Please copy every line of the data in which the string "JSON" appears.

____ SUPPLIED RECORDS

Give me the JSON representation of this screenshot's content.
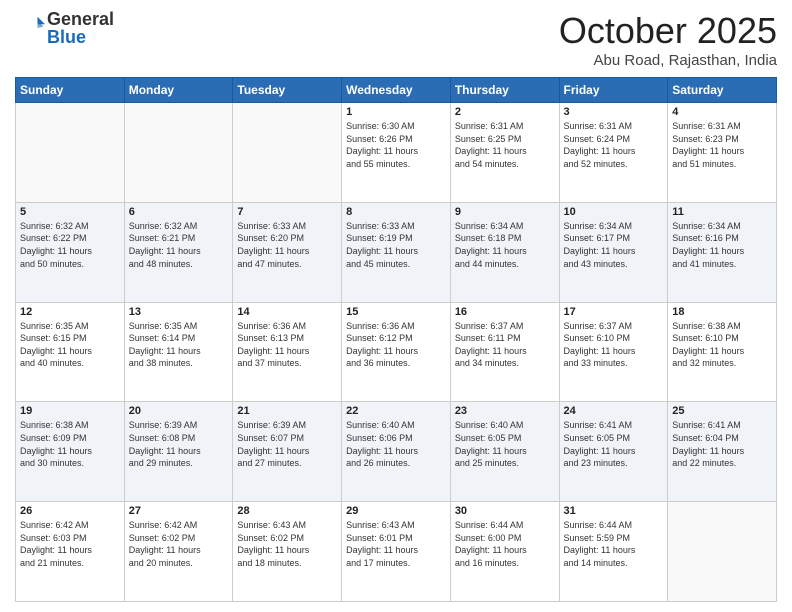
{
  "header": {
    "logo_general": "General",
    "logo_blue": "Blue",
    "month": "October 2025",
    "location": "Abu Road, Rajasthan, India"
  },
  "days_of_week": [
    "Sunday",
    "Monday",
    "Tuesday",
    "Wednesday",
    "Thursday",
    "Friday",
    "Saturday"
  ],
  "weeks": [
    [
      {
        "day": "",
        "info": ""
      },
      {
        "day": "",
        "info": ""
      },
      {
        "day": "",
        "info": ""
      },
      {
        "day": "1",
        "info": "Sunrise: 6:30 AM\nSunset: 6:26 PM\nDaylight: 11 hours\nand 55 minutes."
      },
      {
        "day": "2",
        "info": "Sunrise: 6:31 AM\nSunset: 6:25 PM\nDaylight: 11 hours\nand 54 minutes."
      },
      {
        "day": "3",
        "info": "Sunrise: 6:31 AM\nSunset: 6:24 PM\nDaylight: 11 hours\nand 52 minutes."
      },
      {
        "day": "4",
        "info": "Sunrise: 6:31 AM\nSunset: 6:23 PM\nDaylight: 11 hours\nand 51 minutes."
      }
    ],
    [
      {
        "day": "5",
        "info": "Sunrise: 6:32 AM\nSunset: 6:22 PM\nDaylight: 11 hours\nand 50 minutes."
      },
      {
        "day": "6",
        "info": "Sunrise: 6:32 AM\nSunset: 6:21 PM\nDaylight: 11 hours\nand 48 minutes."
      },
      {
        "day": "7",
        "info": "Sunrise: 6:33 AM\nSunset: 6:20 PM\nDaylight: 11 hours\nand 47 minutes."
      },
      {
        "day": "8",
        "info": "Sunrise: 6:33 AM\nSunset: 6:19 PM\nDaylight: 11 hours\nand 45 minutes."
      },
      {
        "day": "9",
        "info": "Sunrise: 6:34 AM\nSunset: 6:18 PM\nDaylight: 11 hours\nand 44 minutes."
      },
      {
        "day": "10",
        "info": "Sunrise: 6:34 AM\nSunset: 6:17 PM\nDaylight: 11 hours\nand 43 minutes."
      },
      {
        "day": "11",
        "info": "Sunrise: 6:34 AM\nSunset: 6:16 PM\nDaylight: 11 hours\nand 41 minutes."
      }
    ],
    [
      {
        "day": "12",
        "info": "Sunrise: 6:35 AM\nSunset: 6:15 PM\nDaylight: 11 hours\nand 40 minutes."
      },
      {
        "day": "13",
        "info": "Sunrise: 6:35 AM\nSunset: 6:14 PM\nDaylight: 11 hours\nand 38 minutes."
      },
      {
        "day": "14",
        "info": "Sunrise: 6:36 AM\nSunset: 6:13 PM\nDaylight: 11 hours\nand 37 minutes."
      },
      {
        "day": "15",
        "info": "Sunrise: 6:36 AM\nSunset: 6:12 PM\nDaylight: 11 hours\nand 36 minutes."
      },
      {
        "day": "16",
        "info": "Sunrise: 6:37 AM\nSunset: 6:11 PM\nDaylight: 11 hours\nand 34 minutes."
      },
      {
        "day": "17",
        "info": "Sunrise: 6:37 AM\nSunset: 6:10 PM\nDaylight: 11 hours\nand 33 minutes."
      },
      {
        "day": "18",
        "info": "Sunrise: 6:38 AM\nSunset: 6:10 PM\nDaylight: 11 hours\nand 32 minutes."
      }
    ],
    [
      {
        "day": "19",
        "info": "Sunrise: 6:38 AM\nSunset: 6:09 PM\nDaylight: 11 hours\nand 30 minutes."
      },
      {
        "day": "20",
        "info": "Sunrise: 6:39 AM\nSunset: 6:08 PM\nDaylight: 11 hours\nand 29 minutes."
      },
      {
        "day": "21",
        "info": "Sunrise: 6:39 AM\nSunset: 6:07 PM\nDaylight: 11 hours\nand 27 minutes."
      },
      {
        "day": "22",
        "info": "Sunrise: 6:40 AM\nSunset: 6:06 PM\nDaylight: 11 hours\nand 26 minutes."
      },
      {
        "day": "23",
        "info": "Sunrise: 6:40 AM\nSunset: 6:05 PM\nDaylight: 11 hours\nand 25 minutes."
      },
      {
        "day": "24",
        "info": "Sunrise: 6:41 AM\nSunset: 6:05 PM\nDaylight: 11 hours\nand 23 minutes."
      },
      {
        "day": "25",
        "info": "Sunrise: 6:41 AM\nSunset: 6:04 PM\nDaylight: 11 hours\nand 22 minutes."
      }
    ],
    [
      {
        "day": "26",
        "info": "Sunrise: 6:42 AM\nSunset: 6:03 PM\nDaylight: 11 hours\nand 21 minutes."
      },
      {
        "day": "27",
        "info": "Sunrise: 6:42 AM\nSunset: 6:02 PM\nDaylight: 11 hours\nand 20 minutes."
      },
      {
        "day": "28",
        "info": "Sunrise: 6:43 AM\nSunset: 6:02 PM\nDaylight: 11 hours\nand 18 minutes."
      },
      {
        "day": "29",
        "info": "Sunrise: 6:43 AM\nSunset: 6:01 PM\nDaylight: 11 hours\nand 17 minutes."
      },
      {
        "day": "30",
        "info": "Sunrise: 6:44 AM\nSunset: 6:00 PM\nDaylight: 11 hours\nand 16 minutes."
      },
      {
        "day": "31",
        "info": "Sunrise: 6:44 AM\nSunset: 5:59 PM\nDaylight: 11 hours\nand 14 minutes."
      },
      {
        "day": "",
        "info": ""
      }
    ]
  ]
}
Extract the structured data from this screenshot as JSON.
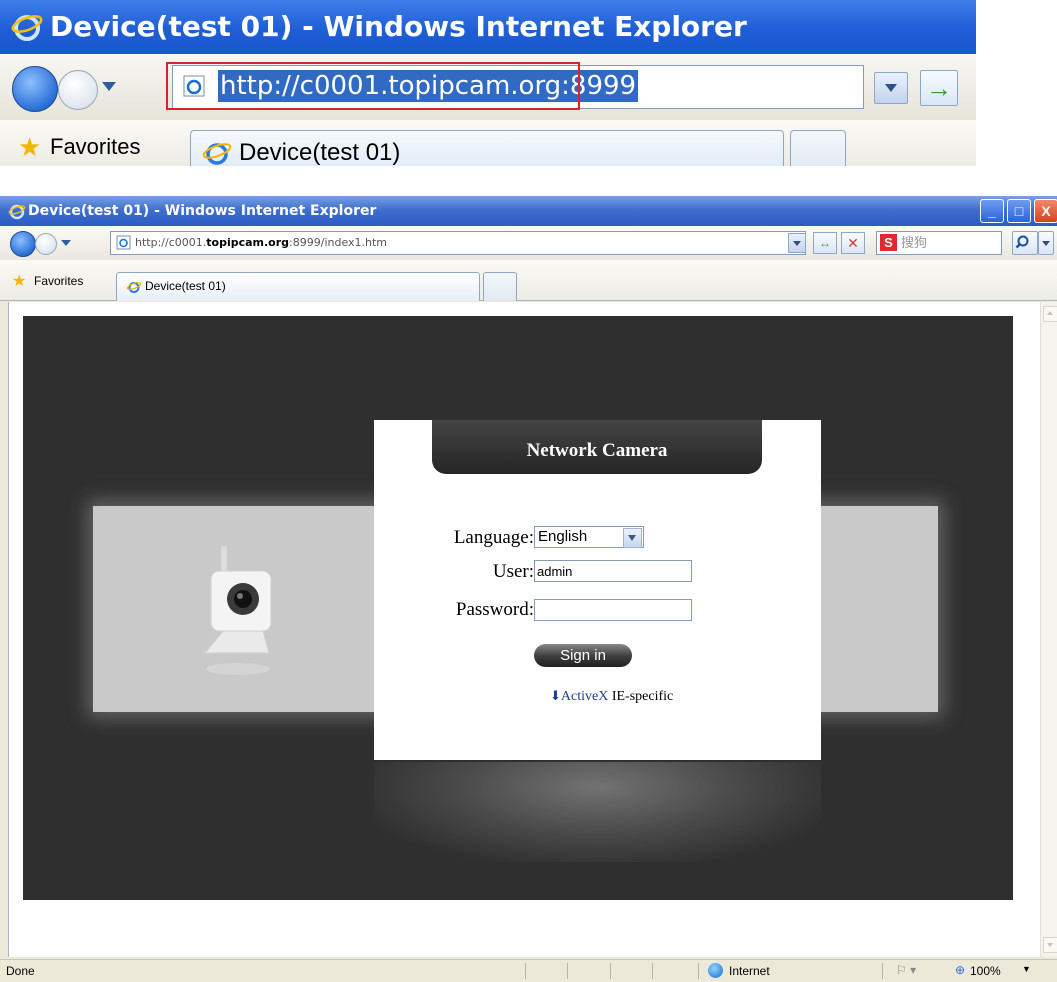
{
  "zoom_crop": {
    "window_title": "Device(test 01) - Windows Internet Explorer",
    "address_url": "http://c0001.topipcam.org:8999",
    "favorites_label": "Favorites",
    "tab_title": "Device(test 01)"
  },
  "window": {
    "title": "Device(test 01) - Windows Internet Explorer",
    "minimize_label": "_",
    "maximize_label": "□",
    "close_label": "X"
  },
  "address_bar": {
    "url_prefix": "http://c0001.",
    "url_domain": "topipcam.org",
    "url_suffix": ":8999/index1.htm",
    "search_placeholder": "搜狗",
    "search_logo": "S",
    "refresh_glyph": "↔",
    "stop_glyph": "✕"
  },
  "favorites_bar": {
    "favorites_label": "Favorites",
    "tab_title": "Device(test 01)"
  },
  "login": {
    "header": "Network Camera",
    "language_label": "Language:",
    "language_value": "English",
    "user_label": "User:",
    "user_value": "admin",
    "password_label": "Password:",
    "password_value": "",
    "signin_label": "Sign in",
    "activex_link": "ActiveX",
    "activex_suffix": "IE-specific"
  },
  "status_bar": {
    "status": "Done",
    "zone": "Internet",
    "zoom": "100%"
  },
  "colors": {
    "titlebar_blue": "#2c5bc4",
    "highlight_red": "#d8232a",
    "stage_dark": "#2f2f2f",
    "link_blue": "#1f3f8a"
  }
}
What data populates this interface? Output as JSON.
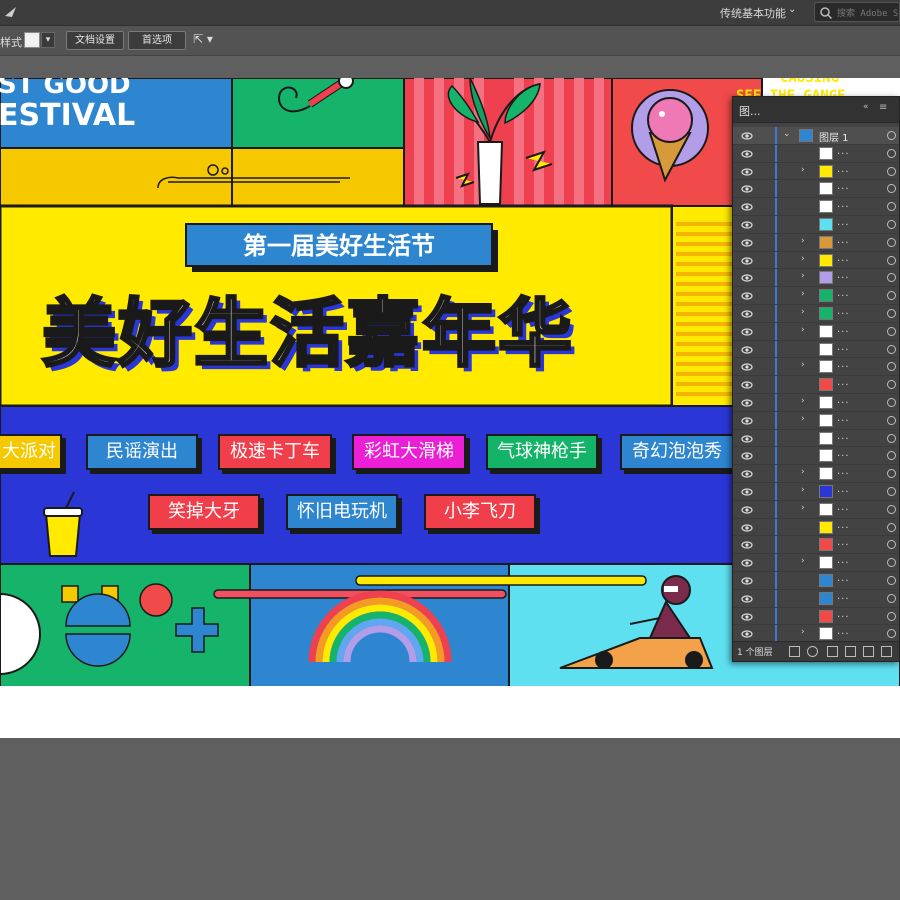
{
  "menubar": {
    "workspace_label": "传统基本功能",
    "search_placeholder": "搜索 Adobe Stock"
  },
  "controlbar": {
    "style_label": "样式：",
    "doc_setup_label": "文档设置",
    "preferences_label": "首选项"
  },
  "artwork": {
    "festival_line1": "ST GOOD",
    "festival_line2": "ESTIVAL",
    "top_right_line1": "CAUSING",
    "top_right_line2": "SEE THE GANGE",
    "subtitle": "第一届美好生活节",
    "headline": "美好生活嘉年华",
    "tags_row1": [
      "大派对",
      "民谣演出",
      "极速卡丁车",
      "彩虹大滑梯",
      "气球神枪手",
      "奇幻泡泡秀"
    ],
    "tags_row2": [
      "笑掉大牙",
      "怀旧电玩机",
      "小李飞刀"
    ],
    "colors": {
      "yellow": "#ffea00",
      "blue": "#2b36d6",
      "green": "#16b36b",
      "red": "#f04a4a",
      "cyan": "#5fe0f0",
      "tag_blue": "#2e86d1",
      "tag_red": "#f03e4a",
      "tag_magenta": "#ea1fd6",
      "tag_green": "#14b468",
      "tag_yellow": "#f5c800"
    }
  },
  "layers_panel": {
    "tab_label": "图...",
    "top_layer_name": "图层 1",
    "layer_count_label": "1 个图层"
  }
}
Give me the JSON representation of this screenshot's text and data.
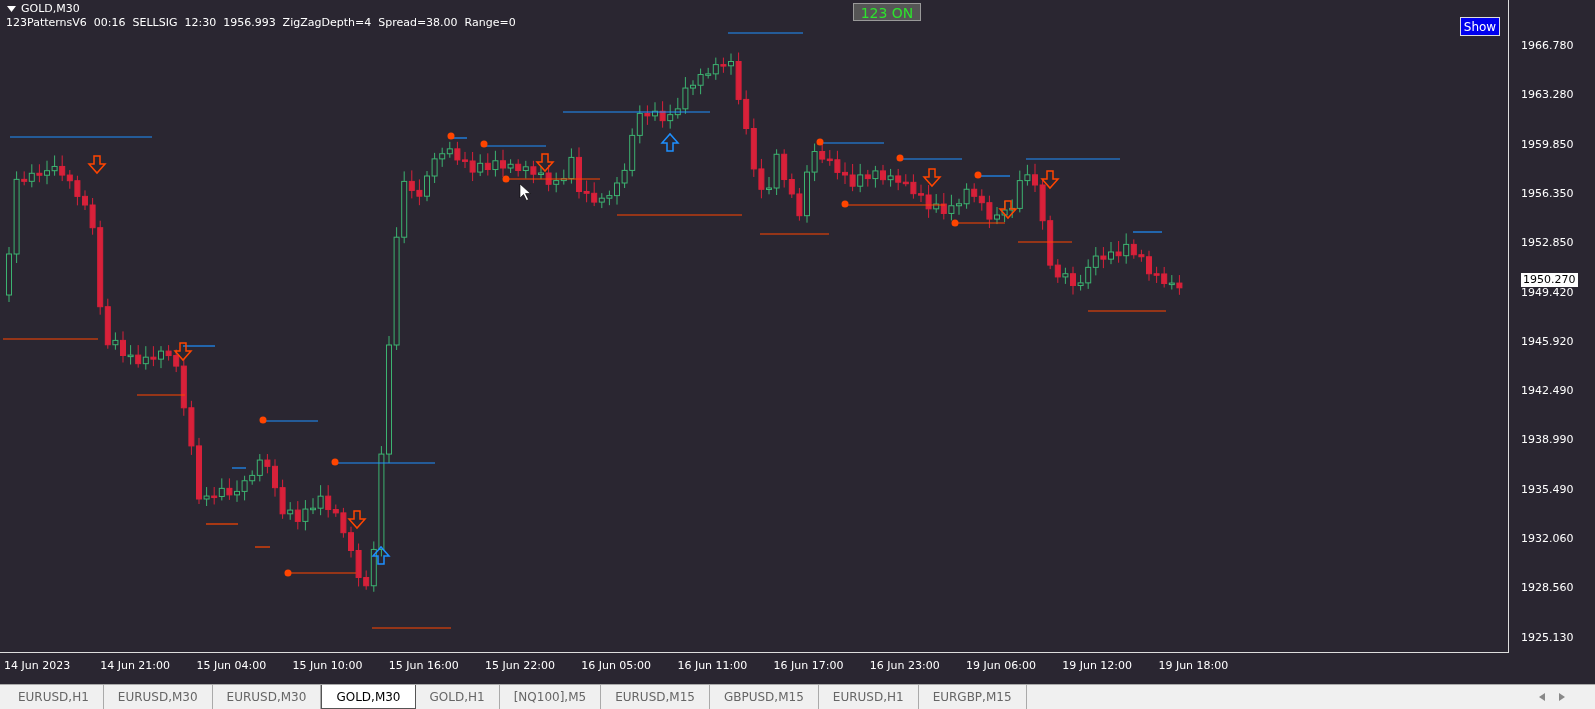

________

→ **SOLUTION TO THE EXERCISE**
Give me the JSON representation of this screenshot's content.
Extract the structured data from this screenshot as JSON.
What data populates this interface? Output as JSON.
Give me the JSON representation of this screenshot's text and data.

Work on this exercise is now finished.